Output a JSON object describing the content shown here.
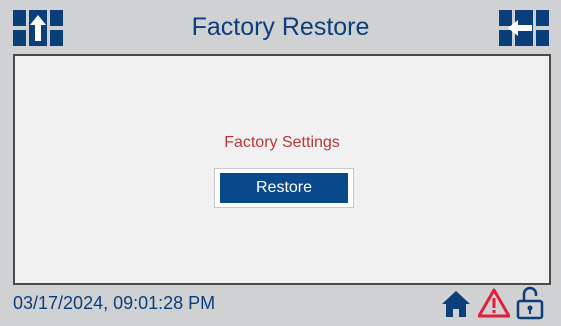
{
  "header": {
    "title": "Factory Restore",
    "left_icon": "previous-screen-icon",
    "right_icon": "next-screen-icon"
  },
  "main": {
    "section_label": "Factory Settings",
    "restore_button_label": "Restore"
  },
  "footer": {
    "datetime": "03/17/2024, 09:01:28 PM",
    "icons": [
      "home-icon",
      "alarm-warning-icon",
      "unlocked-padlock-icon"
    ]
  },
  "colors": {
    "background": "#cfd1d3",
    "title_blue": "#0b3f7a",
    "button_blue": "#0a4a8c",
    "label_red": "#b5393a",
    "alarm_red": "#e0203a"
  }
}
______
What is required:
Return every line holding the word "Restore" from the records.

Output:
    "title": "Factory Restore",
    "restore_button_label": "Restore"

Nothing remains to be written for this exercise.